A powerful storm system from the Pacific is expected to make landfall in the Wood River Valley Friday night, delivering up to two feet of powder in the central mountains, according to a Thursday morning forecast from the National Weather Service’s Pocatello office.
“Look for high mountain snow at elevations of 7,000 to 8,000 feet,” the office stated. “The heaviest period of precipitation will occur Sunday night through Monday night.”
According to commercial weather forecasting service Accuweather, this particular east-tracking storm from the Pacific is classified as an “atmospheric river,” or a fast-moving band of warm water vapor from the tropics. It could rival the intensity of Atlantic hurricanes, according to AccuWeather Meteorologist Randy Adkins.
Adkins said the storm’s moisture plume has origins from former severe Tropical Storm Namtheun in the western Pacific and “will join forces with a non-tropical system sitting over the northern Pacific on Wednesday.” Rapid strengthening will result, he said.
“As the storm comes together a few hundred miles off the coasts of Washington and British Columbia, its intensification could easily surpass the criteria for bombogenesis [extreme low pressure] … putting the bomb cyclone at or even below the intensity level of Hurricane Larry,” AccuWeather stated in a news release Wednesday, referring to the strong storm that hit the east coast in September.

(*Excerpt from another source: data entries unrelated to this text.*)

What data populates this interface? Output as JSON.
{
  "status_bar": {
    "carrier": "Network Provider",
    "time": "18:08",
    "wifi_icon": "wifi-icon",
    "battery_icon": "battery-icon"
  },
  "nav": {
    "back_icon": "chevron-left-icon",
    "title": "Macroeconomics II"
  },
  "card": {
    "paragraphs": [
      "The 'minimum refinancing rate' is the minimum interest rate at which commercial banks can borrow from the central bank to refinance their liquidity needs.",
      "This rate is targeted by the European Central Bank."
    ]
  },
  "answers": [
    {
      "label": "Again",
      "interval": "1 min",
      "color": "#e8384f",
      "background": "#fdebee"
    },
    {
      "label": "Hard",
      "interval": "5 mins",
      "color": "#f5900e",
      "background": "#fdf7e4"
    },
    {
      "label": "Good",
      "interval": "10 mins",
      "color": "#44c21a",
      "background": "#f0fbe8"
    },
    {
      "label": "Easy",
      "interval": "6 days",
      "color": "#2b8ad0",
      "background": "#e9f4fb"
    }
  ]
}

Though the storm will bring damaging winds with gusts of 40 mph, it will also deliver “greatly needed” precipitation to Idaho, California, Oregon and Washington, AccuWeather stated.
“The snow that accumulates in the mountains may provide bonus runoff into streams this fall or next spring, should snowpack remain in place through the winter,” the service stated.